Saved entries
....

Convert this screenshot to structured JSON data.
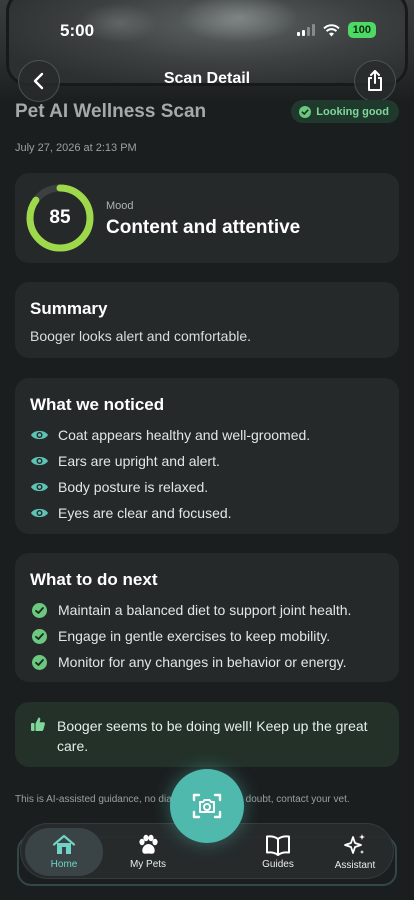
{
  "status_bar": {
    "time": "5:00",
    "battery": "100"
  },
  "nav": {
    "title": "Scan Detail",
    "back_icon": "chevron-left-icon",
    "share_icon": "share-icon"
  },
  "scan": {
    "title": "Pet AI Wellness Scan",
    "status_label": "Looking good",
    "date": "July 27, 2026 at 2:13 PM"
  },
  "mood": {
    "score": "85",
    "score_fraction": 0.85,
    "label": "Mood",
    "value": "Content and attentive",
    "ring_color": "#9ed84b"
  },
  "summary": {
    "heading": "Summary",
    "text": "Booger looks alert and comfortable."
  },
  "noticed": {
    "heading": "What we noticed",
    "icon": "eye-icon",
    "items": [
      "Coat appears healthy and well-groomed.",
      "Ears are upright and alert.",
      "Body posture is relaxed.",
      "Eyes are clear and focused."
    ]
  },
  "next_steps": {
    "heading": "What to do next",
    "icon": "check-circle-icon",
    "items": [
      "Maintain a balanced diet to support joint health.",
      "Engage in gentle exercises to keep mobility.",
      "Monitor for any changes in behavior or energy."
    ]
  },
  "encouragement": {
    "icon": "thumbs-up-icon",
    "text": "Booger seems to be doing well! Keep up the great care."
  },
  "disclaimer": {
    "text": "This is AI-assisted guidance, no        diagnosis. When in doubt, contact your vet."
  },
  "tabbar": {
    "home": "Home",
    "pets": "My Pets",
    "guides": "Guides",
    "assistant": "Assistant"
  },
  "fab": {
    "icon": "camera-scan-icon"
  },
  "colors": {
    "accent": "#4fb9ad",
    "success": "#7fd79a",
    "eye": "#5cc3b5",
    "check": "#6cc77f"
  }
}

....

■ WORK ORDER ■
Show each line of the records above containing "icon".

■ PROBLEM SOLUTION ■
    "back_icon": "chevron-left-icon",
    "share_icon": "share-icon"
    "icon": "eye-icon",
    "icon": "check-circle-icon",
    "icon": "thumbs-up-icon",
    "icon": "camera-scan-icon"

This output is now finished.